> [TASK TO COMPLETE] Say how many lines in the entries below have the word "name" in them, giving only the number.

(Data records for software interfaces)
··········

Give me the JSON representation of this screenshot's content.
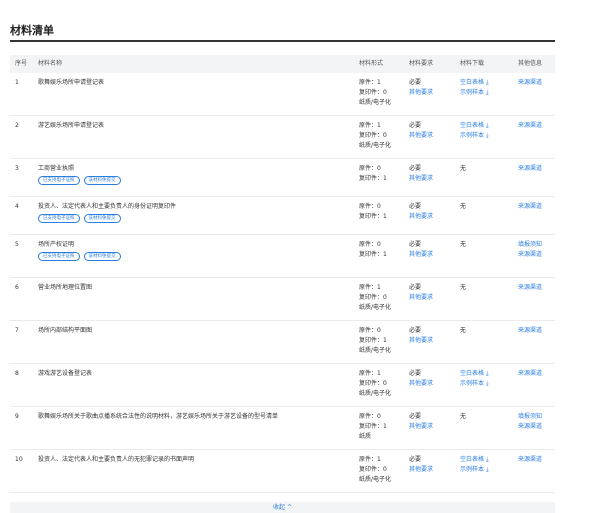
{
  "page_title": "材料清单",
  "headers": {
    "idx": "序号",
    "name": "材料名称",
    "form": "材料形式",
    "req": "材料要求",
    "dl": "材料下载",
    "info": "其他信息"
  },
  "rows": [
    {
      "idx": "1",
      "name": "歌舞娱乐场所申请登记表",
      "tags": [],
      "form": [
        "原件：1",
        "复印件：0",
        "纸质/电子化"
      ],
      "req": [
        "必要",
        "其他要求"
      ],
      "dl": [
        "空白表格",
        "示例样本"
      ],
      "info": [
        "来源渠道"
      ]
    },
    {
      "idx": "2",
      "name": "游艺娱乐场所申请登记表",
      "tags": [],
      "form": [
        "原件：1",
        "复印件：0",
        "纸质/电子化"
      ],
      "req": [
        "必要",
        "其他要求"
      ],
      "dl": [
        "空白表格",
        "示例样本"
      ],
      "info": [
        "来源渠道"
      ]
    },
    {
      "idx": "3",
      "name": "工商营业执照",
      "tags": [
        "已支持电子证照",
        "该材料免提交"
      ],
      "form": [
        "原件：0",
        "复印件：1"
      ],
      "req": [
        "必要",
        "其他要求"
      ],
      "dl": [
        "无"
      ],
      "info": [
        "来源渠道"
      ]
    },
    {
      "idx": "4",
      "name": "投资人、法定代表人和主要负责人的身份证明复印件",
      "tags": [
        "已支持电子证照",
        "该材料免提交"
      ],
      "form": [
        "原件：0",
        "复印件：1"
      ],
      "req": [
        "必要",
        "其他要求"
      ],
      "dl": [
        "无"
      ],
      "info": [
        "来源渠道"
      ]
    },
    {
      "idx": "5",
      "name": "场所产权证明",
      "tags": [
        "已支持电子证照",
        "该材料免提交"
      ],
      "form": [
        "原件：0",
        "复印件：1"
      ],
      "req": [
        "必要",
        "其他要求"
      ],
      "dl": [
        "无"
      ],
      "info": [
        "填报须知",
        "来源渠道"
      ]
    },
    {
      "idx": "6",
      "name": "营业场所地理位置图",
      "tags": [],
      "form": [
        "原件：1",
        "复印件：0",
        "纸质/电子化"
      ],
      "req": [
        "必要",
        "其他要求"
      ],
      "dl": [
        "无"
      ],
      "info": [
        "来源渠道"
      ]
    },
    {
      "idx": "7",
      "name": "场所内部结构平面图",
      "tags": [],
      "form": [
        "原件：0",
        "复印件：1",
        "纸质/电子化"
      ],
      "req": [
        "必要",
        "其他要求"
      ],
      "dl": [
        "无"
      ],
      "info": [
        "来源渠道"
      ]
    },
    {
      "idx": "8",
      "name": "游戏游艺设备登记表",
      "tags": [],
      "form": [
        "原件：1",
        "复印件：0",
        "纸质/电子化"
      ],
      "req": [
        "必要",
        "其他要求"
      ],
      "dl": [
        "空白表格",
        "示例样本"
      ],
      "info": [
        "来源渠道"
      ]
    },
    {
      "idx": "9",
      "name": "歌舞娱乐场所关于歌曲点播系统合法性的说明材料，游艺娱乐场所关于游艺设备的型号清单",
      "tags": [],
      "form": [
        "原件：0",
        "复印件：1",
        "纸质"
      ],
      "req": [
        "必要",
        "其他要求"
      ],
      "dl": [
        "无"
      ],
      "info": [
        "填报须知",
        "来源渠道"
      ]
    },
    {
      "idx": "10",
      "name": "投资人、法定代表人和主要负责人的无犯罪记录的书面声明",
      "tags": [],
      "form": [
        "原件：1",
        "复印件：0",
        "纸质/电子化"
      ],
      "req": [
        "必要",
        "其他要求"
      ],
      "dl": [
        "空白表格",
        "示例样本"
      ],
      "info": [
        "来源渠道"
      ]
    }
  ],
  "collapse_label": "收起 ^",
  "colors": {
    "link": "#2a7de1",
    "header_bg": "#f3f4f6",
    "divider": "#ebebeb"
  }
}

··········

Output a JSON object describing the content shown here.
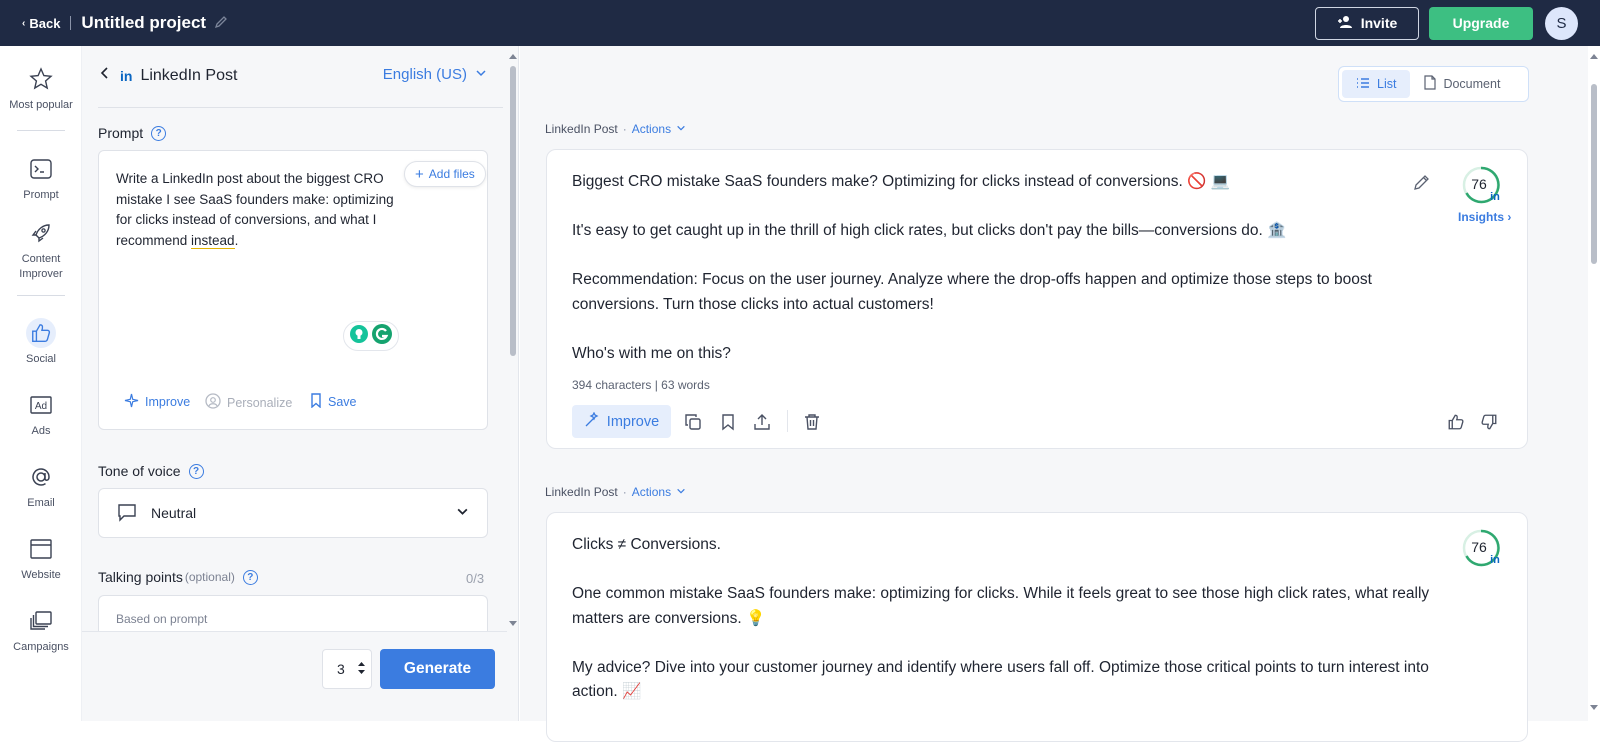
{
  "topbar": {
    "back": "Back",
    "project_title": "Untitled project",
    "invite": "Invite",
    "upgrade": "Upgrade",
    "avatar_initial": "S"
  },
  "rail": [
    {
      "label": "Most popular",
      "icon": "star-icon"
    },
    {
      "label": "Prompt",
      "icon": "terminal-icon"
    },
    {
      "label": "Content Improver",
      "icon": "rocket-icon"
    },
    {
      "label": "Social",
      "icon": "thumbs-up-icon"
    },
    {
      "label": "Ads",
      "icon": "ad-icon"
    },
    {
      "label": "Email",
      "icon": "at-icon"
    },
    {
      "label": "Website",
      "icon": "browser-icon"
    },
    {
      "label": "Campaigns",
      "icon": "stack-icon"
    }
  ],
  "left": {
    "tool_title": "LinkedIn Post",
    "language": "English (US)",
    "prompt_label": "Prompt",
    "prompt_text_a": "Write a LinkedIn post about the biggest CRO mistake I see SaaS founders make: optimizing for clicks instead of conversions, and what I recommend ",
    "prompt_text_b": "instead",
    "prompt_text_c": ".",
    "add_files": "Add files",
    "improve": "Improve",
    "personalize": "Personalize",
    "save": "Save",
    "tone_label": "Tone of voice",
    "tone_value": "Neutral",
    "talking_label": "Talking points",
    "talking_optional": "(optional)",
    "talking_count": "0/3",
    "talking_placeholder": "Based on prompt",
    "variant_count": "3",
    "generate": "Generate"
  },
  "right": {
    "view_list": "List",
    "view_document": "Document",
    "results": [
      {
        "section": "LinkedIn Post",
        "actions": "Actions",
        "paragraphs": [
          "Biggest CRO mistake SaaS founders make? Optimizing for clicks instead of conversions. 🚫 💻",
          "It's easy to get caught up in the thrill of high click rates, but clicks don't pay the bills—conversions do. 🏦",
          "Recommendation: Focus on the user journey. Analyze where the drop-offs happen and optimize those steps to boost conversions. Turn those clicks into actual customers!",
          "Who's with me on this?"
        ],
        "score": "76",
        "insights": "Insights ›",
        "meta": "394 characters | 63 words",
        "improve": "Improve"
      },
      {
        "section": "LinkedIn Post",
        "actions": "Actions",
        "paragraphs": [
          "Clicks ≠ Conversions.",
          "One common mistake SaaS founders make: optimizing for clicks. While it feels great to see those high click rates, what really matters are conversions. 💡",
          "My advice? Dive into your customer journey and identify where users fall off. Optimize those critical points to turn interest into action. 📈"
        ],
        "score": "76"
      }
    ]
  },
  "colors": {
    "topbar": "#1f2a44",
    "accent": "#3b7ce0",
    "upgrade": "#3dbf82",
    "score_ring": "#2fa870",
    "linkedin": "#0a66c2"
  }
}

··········

> [RESPONSE AREA] 11